provide producer, producer groups, and scientists with a tool to assess the energy efficiency of Canadian farming systems, an estimate that will contribute to the accuracy of carbon footprint calculations and to assessing environmental footprints.

Description of the post-doctoral work: The successful candidate will focus on creating a life cycle inventory with respect to Canadian farm energy use for the Holos model, an AAFC farm-level greenhouse gas calculator intended for development as an environmental impact tool. To start, the candidate will revisit existing farm energy models (e.g., GHGenius and F4E2), and use the gained insight to improve farm machine use considerations (energy use, GHG emissions) within the Holos model. This involves assessing the types of energy used in consultation with the Holos development team. The candidate will build an energy budget (in- vs. outputs), based on understanding gleaned from scientific
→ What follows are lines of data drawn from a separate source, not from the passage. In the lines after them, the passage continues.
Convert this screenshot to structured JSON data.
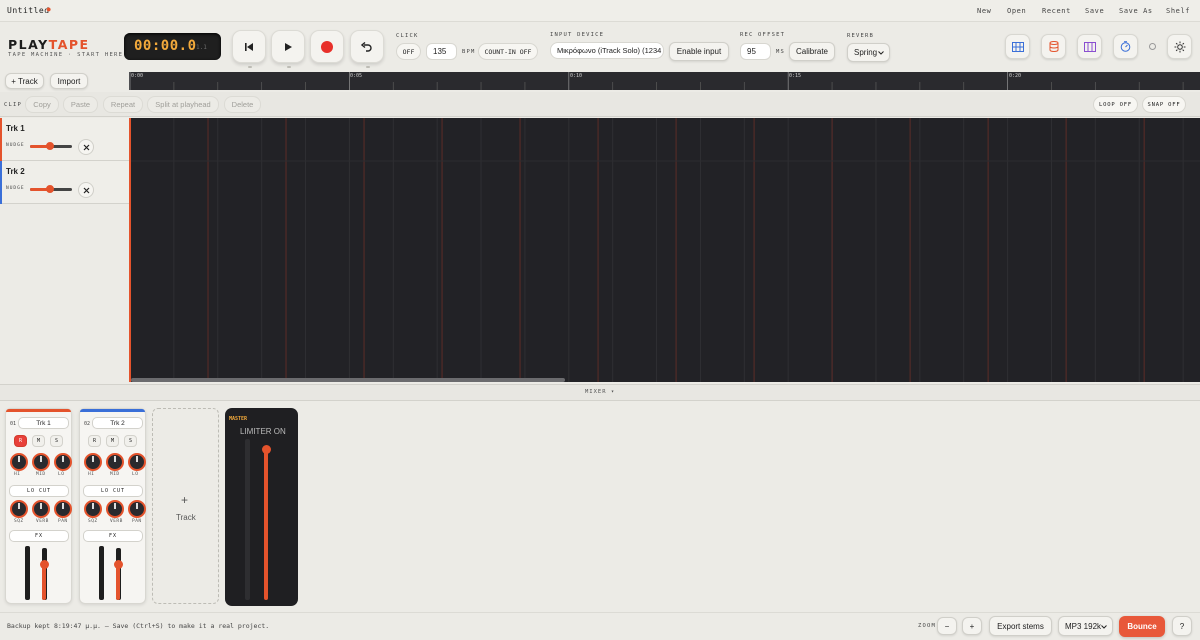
{
  "menubar": {
    "doc_title": "Untitled",
    "dirty_marker": "●",
    "items": [
      "New",
      "Open",
      "Recent",
      "Save",
      "Save As",
      "Shelf"
    ]
  },
  "brand": {
    "play": "PLAY",
    "tape": "TAPE",
    "tagline": "TAPE MACHINE · START HERE"
  },
  "transport": {
    "time": "00:00.0",
    "bar_beat": "1.1"
  },
  "click": {
    "label": "CLICK",
    "toggle": "OFF",
    "bpm": "135",
    "bpm_unit": "BPM",
    "count_in": "COUNT-IN OFF"
  },
  "input": {
    "label": "INPUT DEVICE",
    "device": "Μικρόφωνο (iTrack Solo) (1234",
    "enable": "Enable input"
  },
  "rec_offset": {
    "label": "REC OFFSET",
    "value": "95",
    "unit": "MS",
    "calibrate": "Calibrate"
  },
  "reverb": {
    "label": "REVERB",
    "value": "Spring"
  },
  "track_toolbar": {
    "add_track": "+ Track",
    "import": "Import"
  },
  "ruler": {
    "ticks": [
      "0:00",
      "0:05",
      "0:10",
      "0:15",
      "0:20"
    ]
  },
  "clip_bar": {
    "label": "CLIP",
    "buttons": [
      "Copy",
      "Paste",
      "Repeat",
      "Split at playhead",
      "Delete"
    ],
    "loop": "LOOP OFF",
    "snap": "SNAP OFF"
  },
  "tracks": [
    {
      "name": "Trk 1",
      "nudge": "NUDGE",
      "color": "#e4532c"
    },
    {
      "name": "Trk 2",
      "nudge": "NUDGE",
      "color": "#3a6fd8"
    }
  ],
  "mixer": {
    "label": "MIXER ▾",
    "channels": [
      {
        "num": "01",
        "name": "Trk 1",
        "r": "R",
        "m": "M",
        "s": "S",
        "k1": "HI",
        "k2": "MID",
        "k3": "LO",
        "locut": "LO CUT",
        "k4": "SQZ",
        "k5": "VERB",
        "k6": "PAN",
        "fx": "FX",
        "color": "#e4532c",
        "armed": true
      },
      {
        "num": "02",
        "name": "Trk 2",
        "r": "R",
        "m": "M",
        "s": "S",
        "k1": "HI",
        "k2": "MID",
        "k3": "LO",
        "locut": "LO CUT",
        "k4": "SQZ",
        "k5": "VERB",
        "k6": "PAN",
        "fx": "FX",
        "color": "#3a6fd8",
        "armed": false
      }
    ],
    "add_plus": "+",
    "add_label": "Track",
    "master": {
      "label": "MASTER",
      "limiter": "LIMITER ON"
    }
  },
  "status": {
    "text": "Backup kept 8:19:47 μ.μ. — Save (Ctrl+S) to make it a real project.",
    "zoom": "ZOOM",
    "zoom_out": "−",
    "zoom_in": "+",
    "export": "Export stems",
    "format": "MP3 192k",
    "bounce": "Bounce",
    "help": "?"
  },
  "icons": [
    "grid-blue-icon",
    "cylinder-orange-icon",
    "columns-purple-icon",
    "timer-blue-icon",
    "small-circle-icon",
    "sun-gear-icon"
  ]
}
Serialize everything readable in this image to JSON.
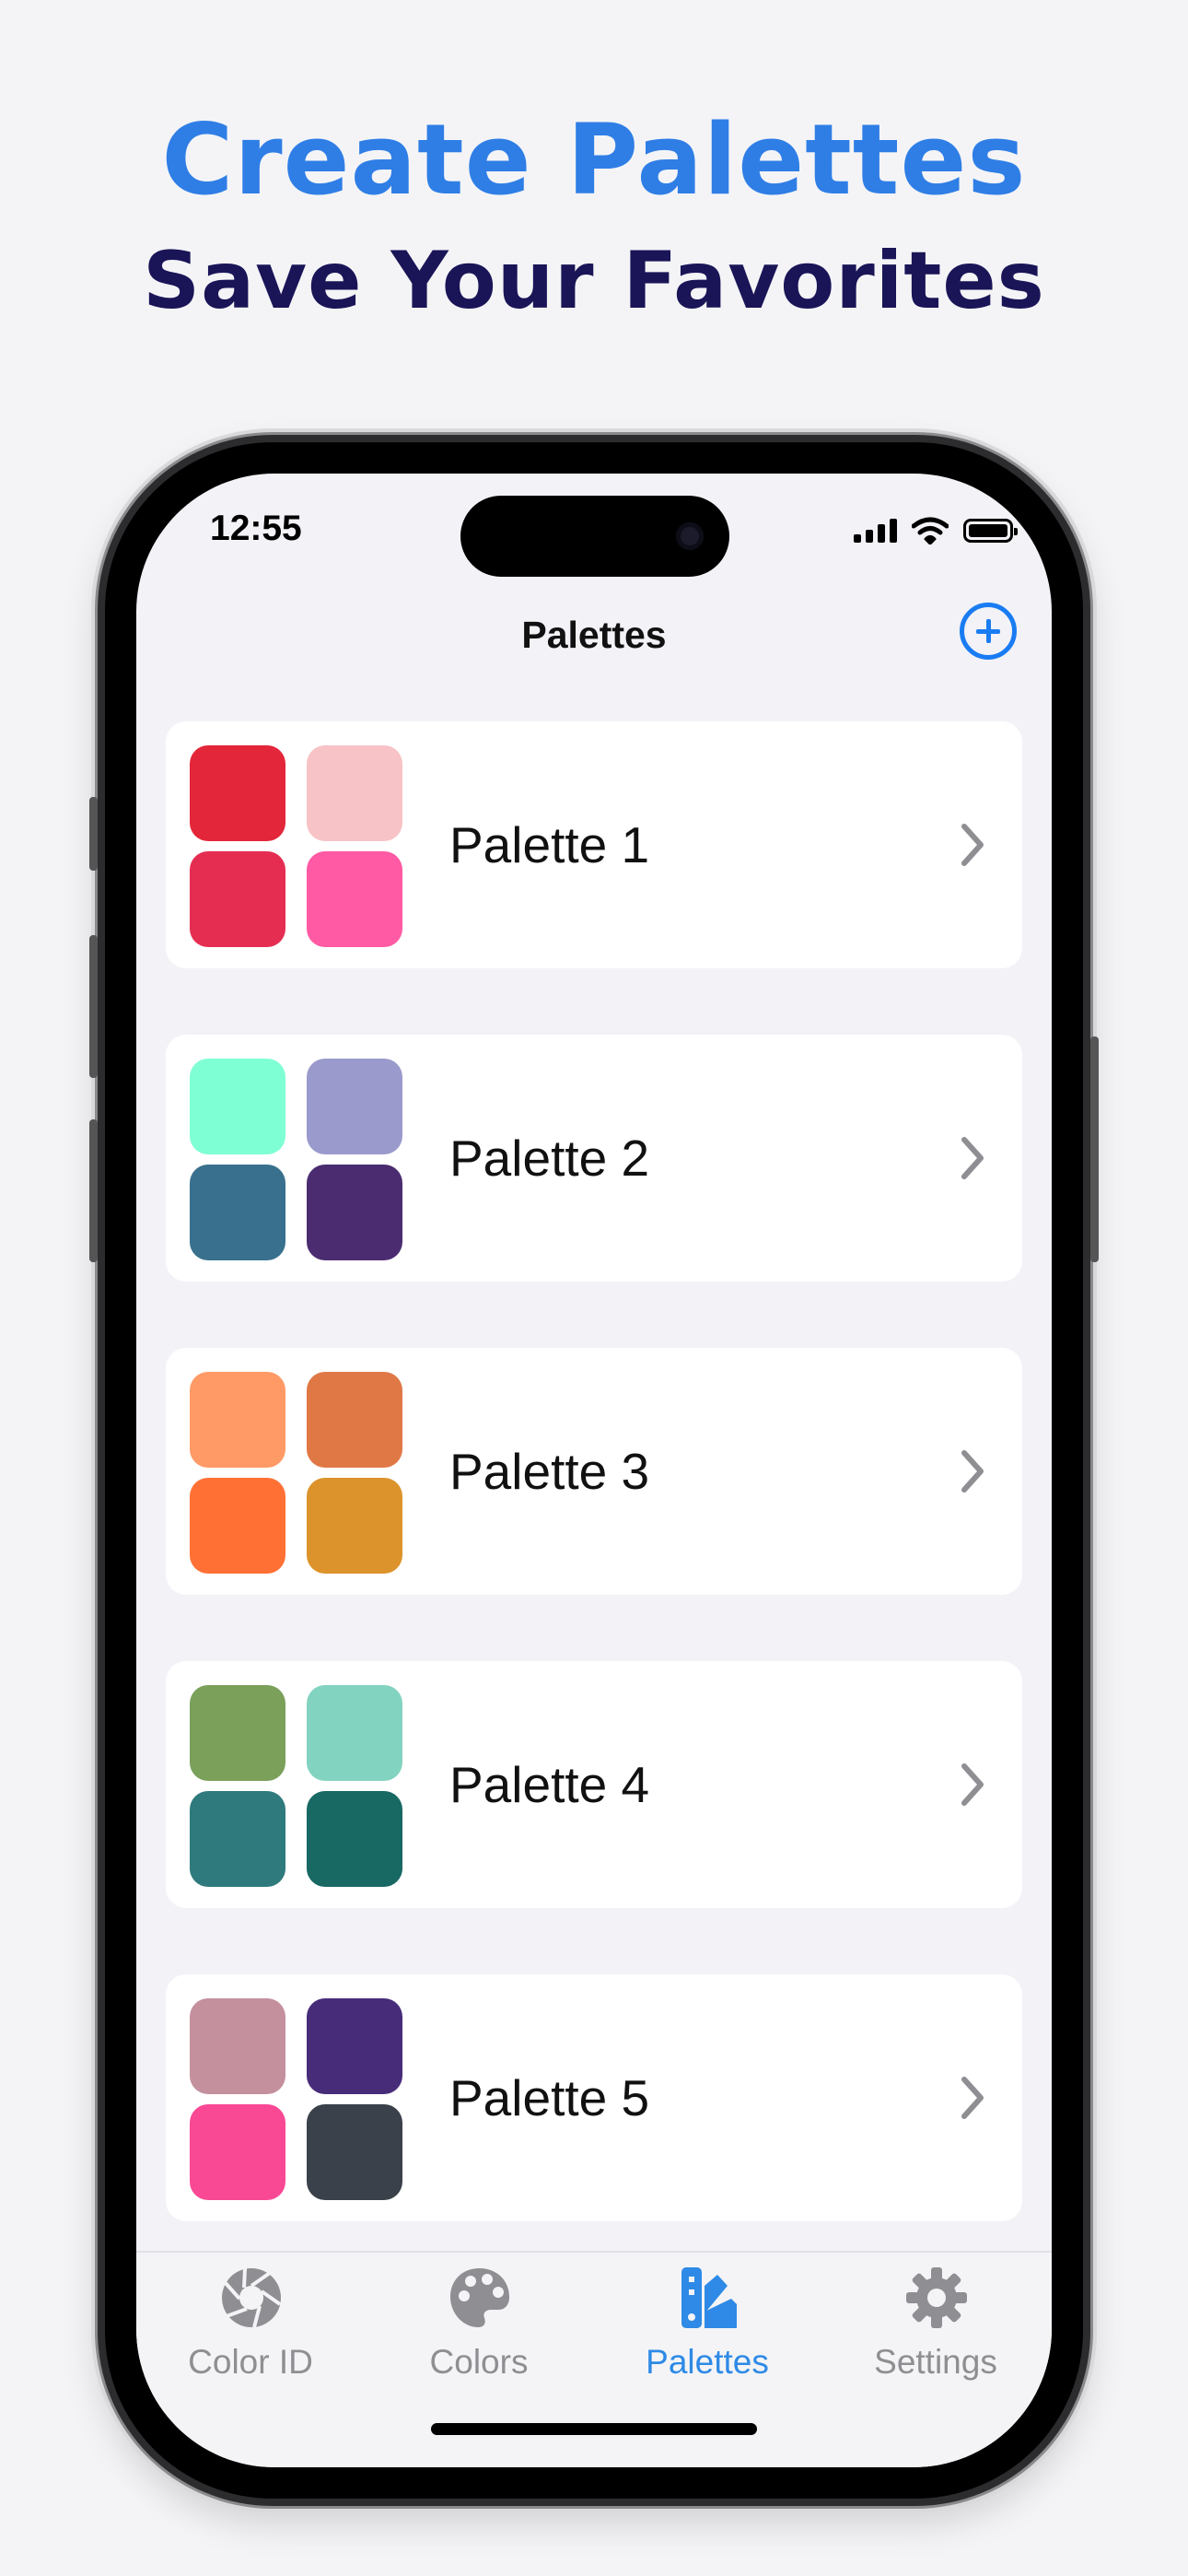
{
  "promo": {
    "headline": "Create Palettes",
    "subhead": "Save Your Favorites"
  },
  "status_bar": {
    "time": "12:55"
  },
  "nav": {
    "title": "Palettes",
    "add_icon": "plus-circle-icon"
  },
  "palettes": [
    {
      "label": "Palette 1",
      "colors": [
        "#e3263a",
        "#f7c3c6",
        "#e52d52",
        "#ff5aa3"
      ]
    },
    {
      "label": "Palette 2",
      "colors": [
        "#7fffd4",
        "#9a9acc",
        "#38708d",
        "#4b2c70"
      ]
    },
    {
      "label": "Palette 3",
      "colors": [
        "#ff9a66",
        "#e07846",
        "#ff7034",
        "#dc932b"
      ]
    },
    {
      "label": "Palette 4",
      "colors": [
        "#7aa05a",
        "#82d3c0",
        "#2e7a7d",
        "#186864"
      ]
    },
    {
      "label": "Palette 5",
      "colors": [
        "#c4909e",
        "#472c7a",
        "#f94995",
        "#3b414a"
      ]
    }
  ],
  "tabs": [
    {
      "label": "Color ID",
      "icon": "aperture-icon",
      "active": false
    },
    {
      "label": "Colors",
      "icon": "palette-icon",
      "active": false
    },
    {
      "label": "Palettes",
      "icon": "swatchbook-icon",
      "active": true
    },
    {
      "label": "Settings",
      "icon": "gear-icon",
      "active": false
    }
  ],
  "colors": {
    "accent": "#1a7cf2",
    "headline": "#2f7ee6",
    "subhead": "#1a1557",
    "inactive_tab": "#8e8e93"
  }
}
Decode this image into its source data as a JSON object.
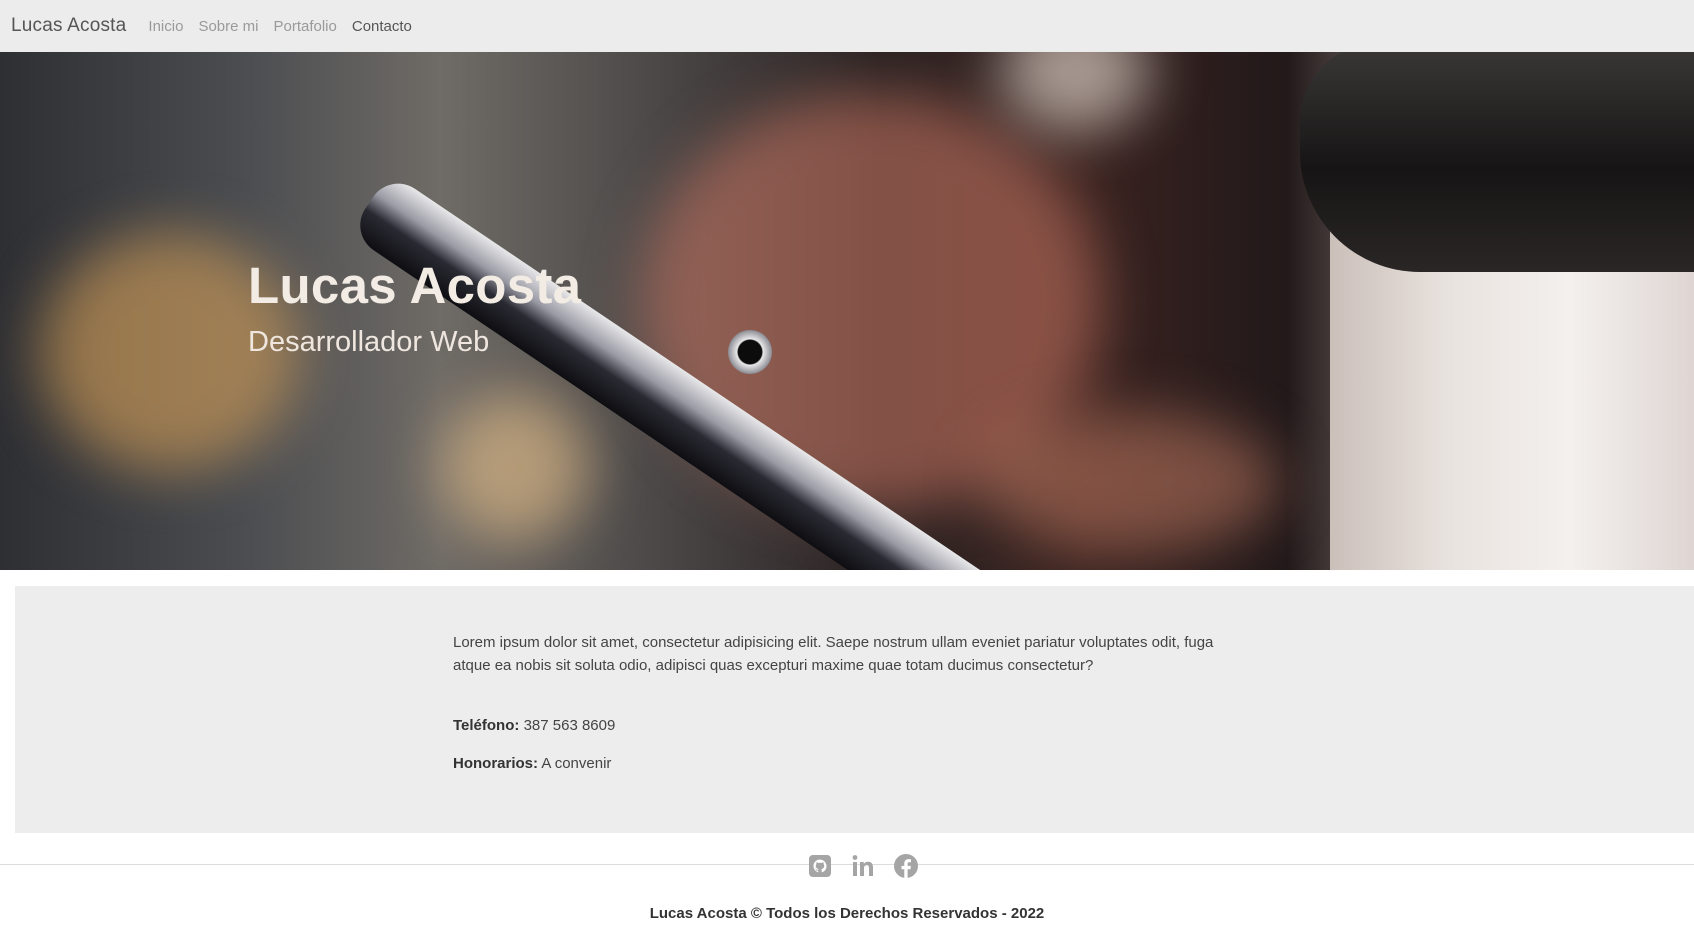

literature and other sources. The candidate will report findings to collaborating scientists and at Holos workshops. Scientific publications will focus on a) life cycle inventory building, b) model development, and c) scenario analysis. The candidate will join the HOLOS development team at the Lethbridge Research Centre.

[See full position description]